■ PROBLEM TO WORK ON ■
State how many lines of the material below contain the word "sent". Add nothing else.

■ DATA FOR REVIEW ■
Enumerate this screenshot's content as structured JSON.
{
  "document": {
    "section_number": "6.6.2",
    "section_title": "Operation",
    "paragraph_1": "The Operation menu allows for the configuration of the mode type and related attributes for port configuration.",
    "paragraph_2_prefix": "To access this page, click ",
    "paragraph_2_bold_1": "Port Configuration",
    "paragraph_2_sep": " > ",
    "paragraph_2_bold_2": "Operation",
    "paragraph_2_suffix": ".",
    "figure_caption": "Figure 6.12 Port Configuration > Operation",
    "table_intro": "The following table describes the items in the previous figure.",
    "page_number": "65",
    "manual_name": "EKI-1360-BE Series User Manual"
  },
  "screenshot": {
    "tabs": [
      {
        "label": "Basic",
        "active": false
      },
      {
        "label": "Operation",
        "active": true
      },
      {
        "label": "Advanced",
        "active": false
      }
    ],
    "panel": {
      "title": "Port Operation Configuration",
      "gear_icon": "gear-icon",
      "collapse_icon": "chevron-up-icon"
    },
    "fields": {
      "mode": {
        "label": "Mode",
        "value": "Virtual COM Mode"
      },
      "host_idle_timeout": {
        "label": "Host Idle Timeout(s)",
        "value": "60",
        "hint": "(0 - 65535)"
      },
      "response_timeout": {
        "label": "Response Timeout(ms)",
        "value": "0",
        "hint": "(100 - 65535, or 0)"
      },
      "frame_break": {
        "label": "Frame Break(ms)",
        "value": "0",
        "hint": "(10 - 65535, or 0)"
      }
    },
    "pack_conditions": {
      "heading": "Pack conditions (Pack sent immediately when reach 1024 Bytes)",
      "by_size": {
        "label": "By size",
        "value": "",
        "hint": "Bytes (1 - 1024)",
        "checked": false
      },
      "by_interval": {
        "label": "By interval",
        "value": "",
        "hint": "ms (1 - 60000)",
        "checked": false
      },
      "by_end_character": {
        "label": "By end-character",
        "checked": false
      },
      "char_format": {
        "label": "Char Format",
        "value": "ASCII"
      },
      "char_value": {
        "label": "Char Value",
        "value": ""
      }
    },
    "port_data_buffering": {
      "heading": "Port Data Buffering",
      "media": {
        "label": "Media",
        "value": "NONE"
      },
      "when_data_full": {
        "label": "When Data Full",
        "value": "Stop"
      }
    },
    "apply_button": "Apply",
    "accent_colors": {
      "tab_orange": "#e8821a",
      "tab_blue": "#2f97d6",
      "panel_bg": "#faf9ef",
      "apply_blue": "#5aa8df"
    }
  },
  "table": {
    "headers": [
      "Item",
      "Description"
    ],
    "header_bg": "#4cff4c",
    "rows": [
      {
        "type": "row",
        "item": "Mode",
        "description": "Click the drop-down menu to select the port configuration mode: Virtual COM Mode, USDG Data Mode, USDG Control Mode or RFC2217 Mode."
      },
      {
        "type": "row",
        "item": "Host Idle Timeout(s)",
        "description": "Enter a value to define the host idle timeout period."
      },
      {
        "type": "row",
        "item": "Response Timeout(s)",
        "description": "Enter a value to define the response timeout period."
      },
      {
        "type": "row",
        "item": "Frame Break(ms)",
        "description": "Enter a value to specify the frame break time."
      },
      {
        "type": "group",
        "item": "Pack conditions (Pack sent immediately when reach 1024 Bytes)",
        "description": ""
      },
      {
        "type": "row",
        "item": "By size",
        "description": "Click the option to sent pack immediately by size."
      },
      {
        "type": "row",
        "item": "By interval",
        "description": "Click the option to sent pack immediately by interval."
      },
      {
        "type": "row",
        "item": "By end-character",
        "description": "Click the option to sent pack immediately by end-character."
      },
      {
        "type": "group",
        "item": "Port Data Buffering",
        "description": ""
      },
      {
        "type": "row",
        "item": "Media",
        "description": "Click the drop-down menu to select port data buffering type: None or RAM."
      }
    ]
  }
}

■ SOLUTION TO THE EXERCISE ■
5